Activity: Make a tally of the lines in the records that include the string "this", and give only that number.

Component data from apps and pages:
###
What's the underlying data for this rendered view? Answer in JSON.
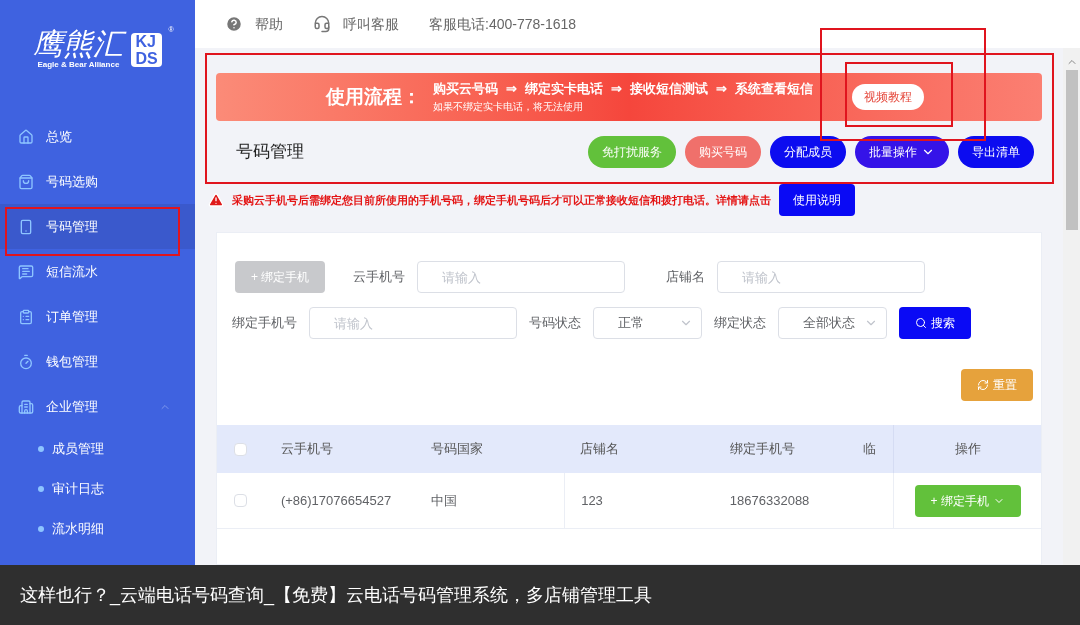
{
  "logo": {
    "script": "鹰熊汇",
    "tagline": "Eagle & Bear Alliance",
    "badge_top": "KJ",
    "badge_bottom": "DS",
    "mark": "®"
  },
  "header": {
    "help": "帮助",
    "call_service": "呼叫客服",
    "phone": "客服电话:400-778-1618"
  },
  "sidebar": {
    "items": [
      {
        "label": "总览",
        "selected": false
      },
      {
        "label": "号码选购",
        "selected": false
      },
      {
        "label": "号码管理",
        "selected": true
      },
      {
        "label": "短信流水",
        "selected": false
      },
      {
        "label": "订单管理",
        "selected": false
      },
      {
        "label": "钱包管理",
        "selected": false
      },
      {
        "label": "企业管理",
        "selected": false,
        "expanded": true,
        "children": [
          {
            "label": "成员管理",
            "selected": false
          },
          {
            "label": "审计日志",
            "selected": false
          },
          {
            "label": "流水明细",
            "selected": false
          }
        ]
      }
    ]
  },
  "banner": {
    "title": "使用流程：",
    "steps": [
      "购买云号码",
      "绑定实卡电话",
      "接收短信测试",
      "系统查看短信"
    ],
    "arrow": "⇒",
    "note": "如果不绑定实卡电话，将无法使用",
    "button": "视频教程"
  },
  "page_title": "号码管理",
  "actions": [
    {
      "label": "免打扰服务",
      "color": "#62c13b",
      "dropdown": false
    },
    {
      "label": "购买号码",
      "color": "#f0706b",
      "dropdown": false
    },
    {
      "label": "分配成员",
      "color": "#0c0cf0",
      "dropdown": false
    },
    {
      "label": "批量操作",
      "color": "#3513e8",
      "dropdown": true
    },
    {
      "label": "导出清单",
      "color": "#0c0cf0",
      "dropdown": false
    }
  ],
  "notice": {
    "text": "采购云手机号后需绑定您目前所使用的手机号码，绑定手机号码后才可以正常接收短信和拨打电话。详情请点击",
    "button": "使用说明"
  },
  "filters": {
    "bind_button": {
      "label": "+ 绑定手机",
      "disabled": true
    },
    "cloud_number": {
      "label": "云手机号",
      "placeholder": "请输入"
    },
    "shop_name": {
      "label": "店铺名",
      "placeholder": "请输入"
    },
    "bound_number": {
      "label": "绑定手机号",
      "placeholder": "请输入"
    },
    "number_status": {
      "label": "号码状态",
      "value": "正常"
    },
    "bind_status": {
      "label": "绑定状态",
      "value": "全部状态"
    },
    "search": "搜索",
    "reset": "重置"
  },
  "table": {
    "all_checked": false,
    "columns": [
      "云手机号",
      "号码国家",
      "店铺名",
      "绑定手机号",
      "临",
      "操作"
    ],
    "rows": [
      {
        "checked": false,
        "cells": [
          "(+86)17076654527",
          "中国",
          "123",
          "18676332088"
        ],
        "action": "+ 绑定手机"
      }
    ]
  },
  "caption": "这样也行？_云端电话号码查询_【免费】云电话号码管理系统，多店铺管理工具"
}
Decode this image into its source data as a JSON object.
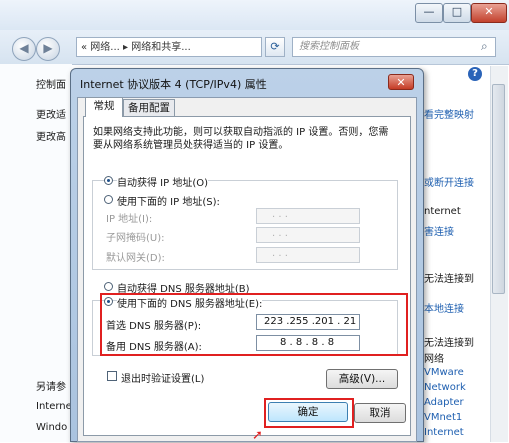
{
  "explorer": {
    "address_text": "« 网络... ▸ 网络和共享...",
    "search_placeholder": "搜索控制面板",
    "left_items": [
      "控制面",
      "更改适",
      "更改高",
      "另请参",
      "Interne",
      "Windo"
    ],
    "right_items": [
      {
        "text": "看完整映射",
        "color": "blue"
      },
      {
        "text": "或断开连接",
        "color": "blue"
      },
      {
        "text": "nternet",
        "color": "dark"
      },
      {
        "text": "害连接",
        "color": "blue"
      },
      {
        "text": "无法连接到",
        "color": "dark"
      },
      {
        "text": "本地连接",
        "color": "blue"
      },
      {
        "text": "无法连接到",
        "color": "dark"
      },
      {
        "text": "网络",
        "color": "dark"
      },
      {
        "text": "VMware",
        "color": "blue"
      },
      {
        "text": "Network",
        "color": "blue"
      },
      {
        "text": "Adapter",
        "color": "blue"
      },
      {
        "text": "VMnet1",
        "color": "blue"
      },
      {
        "text": "Internet",
        "color": "blue"
      }
    ],
    "window_buttons": [
      "—",
      "□",
      "✕"
    ]
  },
  "dialog": {
    "title": "Internet 协议版本 4 (TCP/IPv4) 属性",
    "close_label": "✕",
    "tabs": [
      "常规",
      "备用配置"
    ],
    "description": "如果网络支持此功能，则可以获取自动指派的 IP 设置。否则，您需要从网络系统管理员处获得适当的 IP 设置。",
    "ip_auto_label": "自动获得 IP 地址(O)",
    "ip_manual_label": "使用下面的 IP 地址(S):",
    "ip_fields": [
      {
        "label": "IP 地址(I):",
        "value": ".      .      ."
      },
      {
        "label": "子网掩码(U):",
        "value": ".      .      ."
      },
      {
        "label": "默认网关(D):",
        "value": ".      .      ."
      }
    ],
    "dns_auto_label": "自动获得 DNS 服务器地址(B)",
    "dns_manual_label": "使用下面的 DNS 服务器地址(E):",
    "dns_fields": [
      {
        "label": "首选 DNS 服务器(P):",
        "value": "223 .255 .201 . 21"
      },
      {
        "label": "备用 DNS 服务器(A):",
        "value": "8 .  8 .  8 .  8"
      }
    ],
    "validate_label": "退出时验证设置(L)",
    "advanced_label": "高级(V)...",
    "ok_label": "确定",
    "cancel_label": "取消"
  },
  "colors": {
    "highlight": "#e02020",
    "link": "#1e5fb0"
  }
}
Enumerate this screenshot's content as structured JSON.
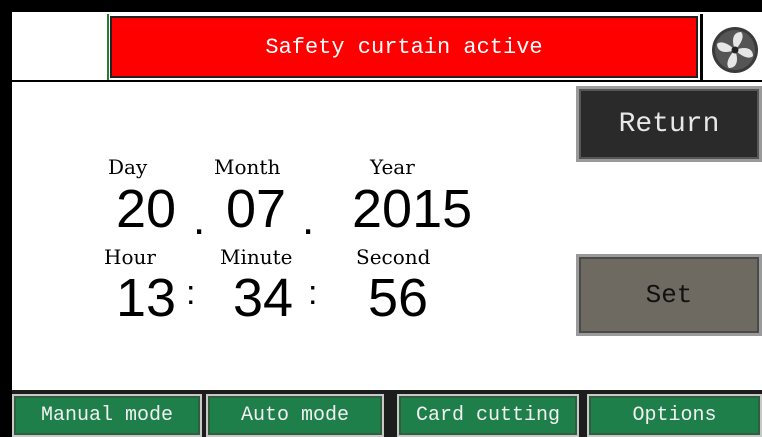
{
  "header": {
    "alarm_text": "Safety curtain active",
    "alarm_color": "#ff0000",
    "fan_icon": "fan-icon"
  },
  "buttons": {
    "return_label": "Return",
    "set_label": "Set"
  },
  "date": {
    "day_label": "Day",
    "month_label": "Month",
    "year_label": "Year",
    "day": "20",
    "month": "07",
    "year": "2015",
    "separator": "."
  },
  "time": {
    "hour_label": "Hour",
    "minute_label": "Minute",
    "second_label": "Second",
    "hour": "13",
    "minute": "34",
    "second": "56",
    "separator": ":"
  },
  "footer": {
    "tabs": [
      {
        "label": "Manual mode"
      },
      {
        "label": "Auto mode"
      },
      {
        "label": "Card cutting"
      },
      {
        "label": "Options"
      }
    ],
    "tab_color": "#1e7f4a"
  }
}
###
Finished exercise: 3